YOUR INSTRUCTIONS: Copy every line of the following data that includes the string "BooksWebApp".

Saved data entries:
————————
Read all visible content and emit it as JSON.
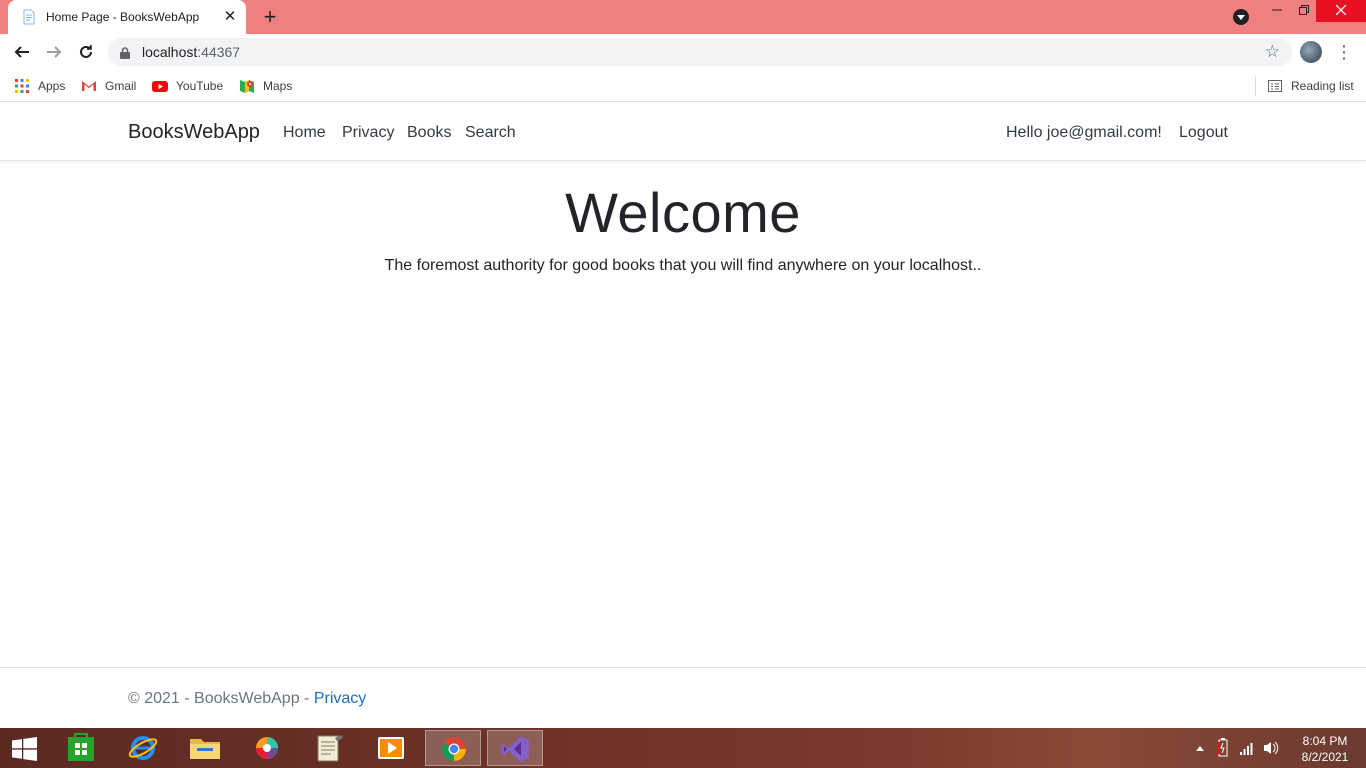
{
  "browser": {
    "tab_title": "Home Page - BooksWebApp",
    "tab_close_glyph": "✕",
    "new_tab_glyph": "+",
    "url_host": "localhost",
    "url_port": ":44367",
    "bookmarks": [
      {
        "label": "Apps",
        "icon": "apps-grid-icon"
      },
      {
        "label": "Gmail",
        "icon": "gmail-icon"
      },
      {
        "label": "YouTube",
        "icon": "youtube-icon"
      },
      {
        "label": "Maps",
        "icon": "maps-icon"
      }
    ],
    "reading_list": "Reading list",
    "tabstrip_color": "#f08080"
  },
  "site": {
    "brand": "BooksWebApp",
    "nav": {
      "home": "Home",
      "privacy": "Privacy",
      "books": "Books",
      "search": "Search"
    },
    "user_greeting": "Hello joe@gmail.com!",
    "logout": "Logout"
  },
  "main": {
    "title": "Welcome",
    "lead": "The foremost authority for good books that you will find anywhere on your localhost.."
  },
  "footer": {
    "copyright": "© 2021 - BooksWebApp - ",
    "privacy_link": "Privacy",
    "link_color": "#1b6ec2"
  },
  "taskbar": {
    "time": "8:04 PM",
    "date": "8/2/2021",
    "apps": [
      "windows-store-icon",
      "internet-explorer-icon",
      "file-explorer-icon",
      "color-app-icon",
      "notepad-icon",
      "media-player-icon",
      "chrome-icon",
      "visual-studio-icon"
    ]
  }
}
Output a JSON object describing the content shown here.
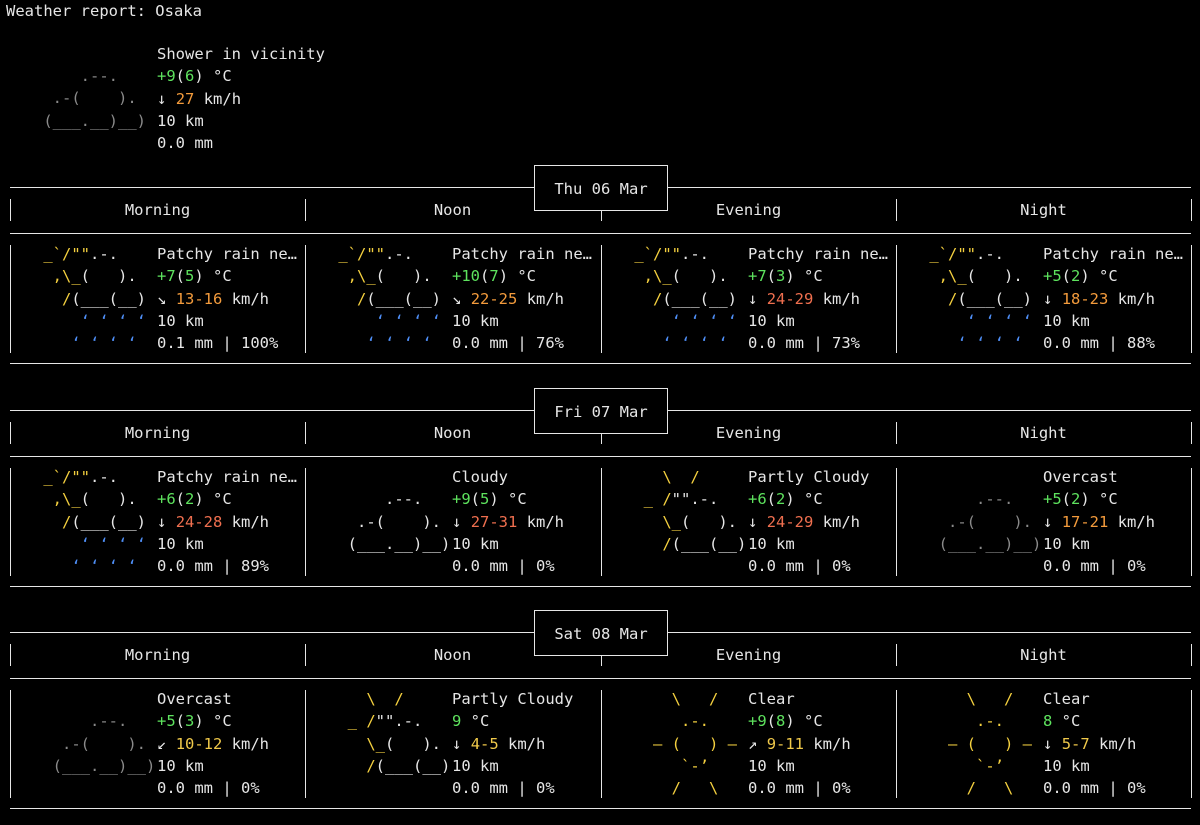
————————
RESPONSE TO THE TASK:
    "tab_title": "Home Page - BooksWebApp",
    "brand": "BooksWebApp",
    "copyright": "© 2021 - BooksWebApp - ",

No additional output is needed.